Stored data:
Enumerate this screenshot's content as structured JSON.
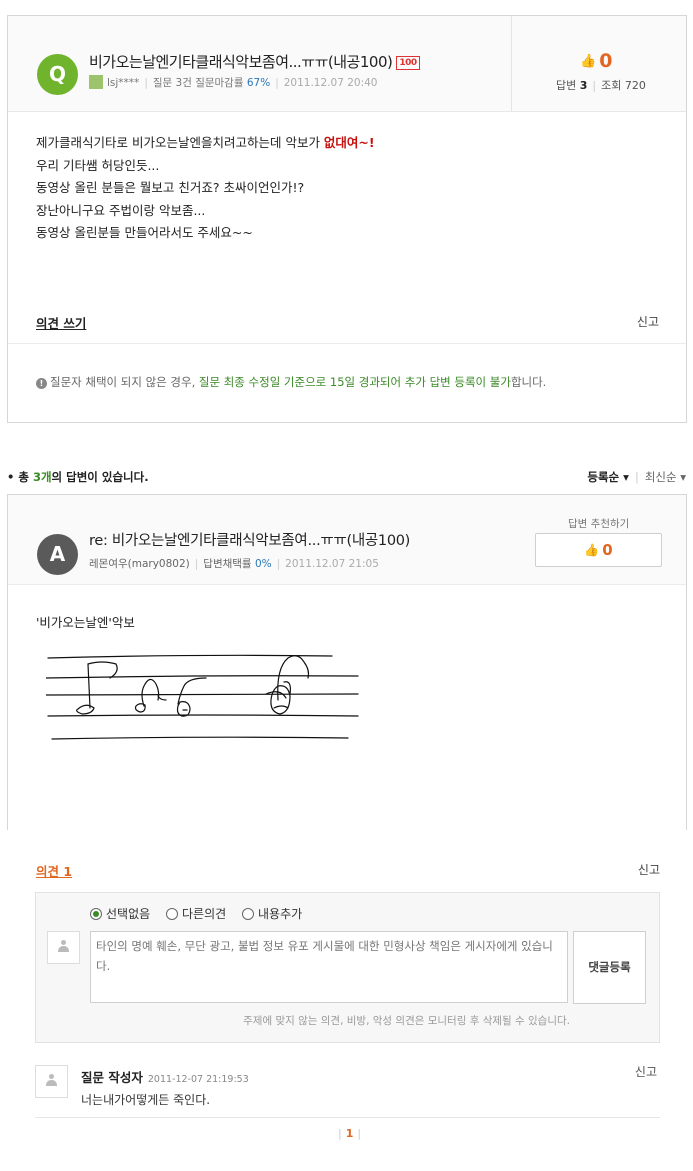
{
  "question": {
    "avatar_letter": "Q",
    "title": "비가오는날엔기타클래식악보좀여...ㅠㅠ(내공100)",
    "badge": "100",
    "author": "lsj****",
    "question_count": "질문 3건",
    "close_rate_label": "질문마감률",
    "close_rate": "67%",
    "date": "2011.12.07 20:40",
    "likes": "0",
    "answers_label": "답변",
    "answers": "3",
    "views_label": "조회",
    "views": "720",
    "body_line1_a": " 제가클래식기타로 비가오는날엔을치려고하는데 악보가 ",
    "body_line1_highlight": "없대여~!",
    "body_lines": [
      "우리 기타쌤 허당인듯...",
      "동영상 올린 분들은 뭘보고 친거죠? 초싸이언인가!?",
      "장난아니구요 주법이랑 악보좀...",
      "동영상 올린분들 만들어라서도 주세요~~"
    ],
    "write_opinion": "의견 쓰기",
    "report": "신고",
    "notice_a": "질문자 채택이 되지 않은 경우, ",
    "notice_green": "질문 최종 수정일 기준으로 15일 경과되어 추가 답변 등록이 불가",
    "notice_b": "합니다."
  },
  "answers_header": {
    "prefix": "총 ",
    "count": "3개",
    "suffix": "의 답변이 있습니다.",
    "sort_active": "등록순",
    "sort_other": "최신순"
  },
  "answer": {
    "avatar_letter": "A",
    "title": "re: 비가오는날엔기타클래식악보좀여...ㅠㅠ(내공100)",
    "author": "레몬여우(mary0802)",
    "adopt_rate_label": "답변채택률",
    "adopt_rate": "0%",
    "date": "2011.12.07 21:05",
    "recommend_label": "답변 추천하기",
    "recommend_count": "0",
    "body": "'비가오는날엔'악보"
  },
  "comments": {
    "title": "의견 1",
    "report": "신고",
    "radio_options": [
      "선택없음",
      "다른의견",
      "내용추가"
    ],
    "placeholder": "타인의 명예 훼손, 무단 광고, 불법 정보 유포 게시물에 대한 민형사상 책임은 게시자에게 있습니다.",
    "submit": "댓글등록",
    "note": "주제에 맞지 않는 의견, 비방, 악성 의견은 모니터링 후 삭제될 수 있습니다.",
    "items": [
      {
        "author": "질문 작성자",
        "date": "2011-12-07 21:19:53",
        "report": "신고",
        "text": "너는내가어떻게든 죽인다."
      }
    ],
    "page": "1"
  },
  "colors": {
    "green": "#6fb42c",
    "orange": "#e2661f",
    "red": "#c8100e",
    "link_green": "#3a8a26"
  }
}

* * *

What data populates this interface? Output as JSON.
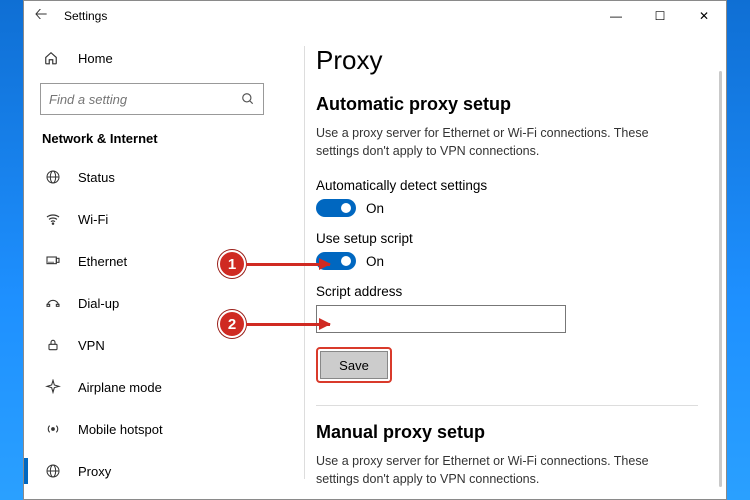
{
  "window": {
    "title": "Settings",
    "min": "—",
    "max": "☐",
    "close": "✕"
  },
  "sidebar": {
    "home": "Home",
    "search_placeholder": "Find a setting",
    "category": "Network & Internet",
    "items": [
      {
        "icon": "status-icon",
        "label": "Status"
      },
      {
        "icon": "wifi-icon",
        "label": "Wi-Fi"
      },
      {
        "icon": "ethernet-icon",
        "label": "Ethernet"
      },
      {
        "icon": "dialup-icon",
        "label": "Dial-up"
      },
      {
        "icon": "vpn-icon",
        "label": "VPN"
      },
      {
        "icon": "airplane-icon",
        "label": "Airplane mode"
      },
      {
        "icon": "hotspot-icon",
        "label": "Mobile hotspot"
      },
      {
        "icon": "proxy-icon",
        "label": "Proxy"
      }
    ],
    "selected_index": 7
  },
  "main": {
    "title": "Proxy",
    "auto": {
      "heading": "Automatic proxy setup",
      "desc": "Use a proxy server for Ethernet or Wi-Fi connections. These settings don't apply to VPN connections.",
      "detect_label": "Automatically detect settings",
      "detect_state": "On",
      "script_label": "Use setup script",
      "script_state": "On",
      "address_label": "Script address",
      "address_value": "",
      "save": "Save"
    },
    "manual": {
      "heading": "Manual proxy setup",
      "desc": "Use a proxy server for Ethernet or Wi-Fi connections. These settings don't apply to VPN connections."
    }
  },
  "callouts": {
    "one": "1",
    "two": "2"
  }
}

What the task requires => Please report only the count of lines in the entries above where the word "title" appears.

Exercise answer => 5